I decided the coaling stage needed a roof, so turned again to my supplies mistress, Cathy, who located me some narrow-ridged corrugated card that was close enough to the correct scale to fit in quite nicely. A quick coat of paint in the 'SCRHC olive' and it was complete and ready to be 'coaled up'!

I'm now revisiting the location and positioning of the good shed, and also what that would look like. The current one is a Hornby model and it's not that great. Metcalfe do a goods shed in the same red brick as the newly revealed SCRHC buildings and the signal box base, so I'm wondering about substituting it.

Below is the possible new position that would 'open out' the model a bit, giving a view into the goods shed interior, and making it much easier to see the loading area in front. I envisage a road leading in from the right, and possibly a weighbridge next to the shed.

I guess the thing about railway modelling is that there are many, many possibilities. That for me is most of the fun.

Wednesday, September 14, 2011

Windy Walk to Work

(By way of explanation - it was very windy walking to work yesterday. As I passed the entrance to an alleyway I heard a banging noise, as if someone was hammering on a door. However the source of the noise was a bin bag caught on a gate. Hence this haiku.)

Windy walk to work

Wet bin bag flaps, black
Wind-pinned against a gate
Yearning to fly free

Saturday, September 10, 2011

2 recent films: Super 8 and Rise of Planet of the Apes

CAUTION: spoilers

Super 8 is proof that Steven Spielberg has been making the same film since the late 1970s.

First the good part - it's got some good pre-teen actors playing the young protagonists. However, apart from the fact I went with my good friend Connor to see it, there isn't much else I can say.

This is seriously Spielberg by numbers. It's set in the late 70s about a group of kids who find an alien who wants to go home (Close Encounters / ET). At one point they are trapped in a vehicle at night that is being attacked by a large beast (Jurassic Park). The military are after the alien for their own ends (ET). There are tunnels under the town (The Goonies / Temple of Doom). The main adult protagonist is a small-town sheriff (Jaws). There is hardly one original element here.

Except he's teamed up with JJ Abrams, the creative behind Lost, Alias, the excellent Star Trek reboot from a couple of years ago, and, er, Cloverfield. Which might be why the alien in this movie looks less like ET and more like the bastard brother of the thing that attacked New York, crossed with a spider. The only other thing Abrams brings to the party is unneccesary screen glare at every opportunity. It's his trademark.
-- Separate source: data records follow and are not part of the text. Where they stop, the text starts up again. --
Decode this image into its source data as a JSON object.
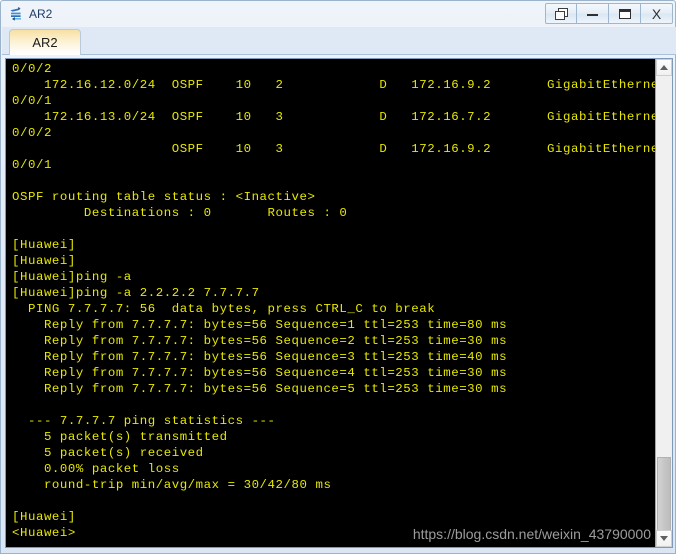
{
  "window": {
    "title": "AR2",
    "app_icon": "router-icon",
    "buttons": [
      {
        "name": "restore-window-button",
        "icon": "restore-icon",
        "label": ""
      },
      {
        "name": "minimize-window-button",
        "icon": "minimize-icon",
        "label": ""
      },
      {
        "name": "maximize-window-button",
        "icon": "maximize-icon",
        "label": ""
      },
      {
        "name": "close-window-button",
        "icon": "close-icon",
        "label": "X"
      }
    ]
  },
  "tabs": [
    {
      "label": "AR2",
      "active": true
    }
  ],
  "terminal": {
    "foreground_color": "#e8e800",
    "background_color": "#000000",
    "content": "0/0/2\n    172.16.12.0/24  OSPF    10   2            D   172.16.9.2       GigabitEthernet\n0/0/1\n    172.16.13.0/24  OSPF    10   3            D   172.16.7.2       GigabitEthernet\n0/0/2\n                    OSPF    10   3            D   172.16.9.2       GigabitEthernet\n0/0/1\n\nOSPF routing table status : <Inactive>\n         Destinations : 0       Routes : 0\n\n[Huawei]\n[Huawei]\n[Huawei]ping -a\n[Huawei]ping -a 2.2.2.2 7.7.7.7\n  PING 7.7.7.7: 56  data bytes, press CTRL_C to break\n    Reply from 7.7.7.7: bytes=56 Sequence=1 ttl=253 time=80 ms\n    Reply from 7.7.7.7: bytes=56 Sequence=2 ttl=253 time=30 ms\n    Reply from 7.7.7.7: bytes=56 Sequence=3 ttl=253 time=40 ms\n    Reply from 7.7.7.7: bytes=56 Sequence=4 ttl=253 time=30 ms\n    Reply from 7.7.7.7: bytes=56 Sequence=5 ttl=253 time=30 ms\n\n  --- 7.7.7.7 ping statistics ---\n    5 packet(s) transmitted\n    5 packet(s) received\n    0.00% packet loss\n    round-trip min/avg/max = 30/42/80 ms\n\n[Huawei]\n<Huawei>"
  },
  "scrollbar": {
    "up_arrow": "chevron-up-icon",
    "down_arrow": "chevron-down-icon"
  },
  "watermark": {
    "text": "https://blog.csdn.net/weixin_43790000"
  }
}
So was it worth watching. Well, yeah, it was well made and not too long. I'd give it 6/10.

And so to Rise of Planet of the Apes, which is onto it's second reboot after the messy Tim Burton attempt, that even he admits went awry. Unlike the 2001 film, the 2011 one got most things right.

It's interesting that in the original films the audience was expected to side with the human hero. It perhaps shows how in a generation we have generated a racial self-loathing that puts the ape, Casear, at centre stage and has you rooting for them.
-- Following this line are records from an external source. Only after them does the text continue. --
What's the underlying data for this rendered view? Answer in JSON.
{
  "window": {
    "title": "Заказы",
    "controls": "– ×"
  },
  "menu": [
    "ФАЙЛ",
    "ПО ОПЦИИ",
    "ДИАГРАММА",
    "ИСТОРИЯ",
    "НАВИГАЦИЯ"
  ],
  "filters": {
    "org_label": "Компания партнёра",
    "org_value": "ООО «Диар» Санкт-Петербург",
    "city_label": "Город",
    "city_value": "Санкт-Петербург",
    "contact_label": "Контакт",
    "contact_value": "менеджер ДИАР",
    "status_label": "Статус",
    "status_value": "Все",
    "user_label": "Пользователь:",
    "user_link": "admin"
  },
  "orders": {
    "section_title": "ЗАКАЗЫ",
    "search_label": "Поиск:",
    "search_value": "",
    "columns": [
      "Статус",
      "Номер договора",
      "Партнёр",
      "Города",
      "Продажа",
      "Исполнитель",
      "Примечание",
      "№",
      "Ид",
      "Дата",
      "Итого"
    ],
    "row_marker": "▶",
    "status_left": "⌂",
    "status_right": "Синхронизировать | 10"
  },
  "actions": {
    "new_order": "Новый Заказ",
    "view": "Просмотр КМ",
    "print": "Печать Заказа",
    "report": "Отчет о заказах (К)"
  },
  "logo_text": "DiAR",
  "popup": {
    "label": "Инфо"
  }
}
There were two stand-out moments for me. The first was when Caesar realises that he is being treated like a pet and reacts by getting into the back seat of the car instead of the trunk. The second was when Caesar was given the opportunity to leave the Guantanamo-like primate 'sanctuary', but chooses to stay with his ape brethren rather than return to a servile life.
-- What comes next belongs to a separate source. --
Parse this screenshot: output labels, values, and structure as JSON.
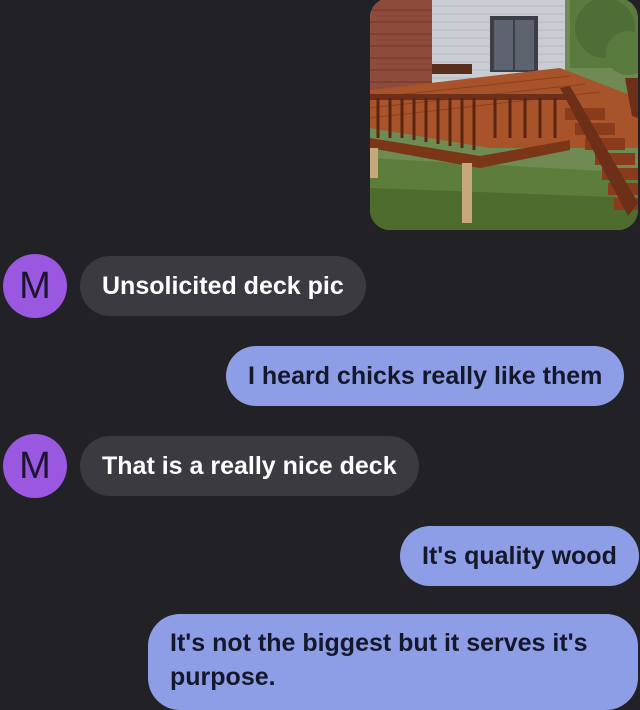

There were weaknesses. I'm not sure how the intelligence-boosting toxin that boosts Caesar's brain power also enables him to evolve human-style vocal chords. Also, when the apes break free from the sanctuary there seem to be an awful lot more of them than you ever saw in the cages.

But apart from those mild gripes, I really enjoyed this film and would thoroughly recommend it: 9/10.

Friday, September 09, 2011

Warm and toasty with Handerpants - underpants for hands

These may be one of those things that people make up and stick on the web. But if they do in fact exist I would like a pair. I haven't googled them because who knows what would come up if you googled "underpants for hands".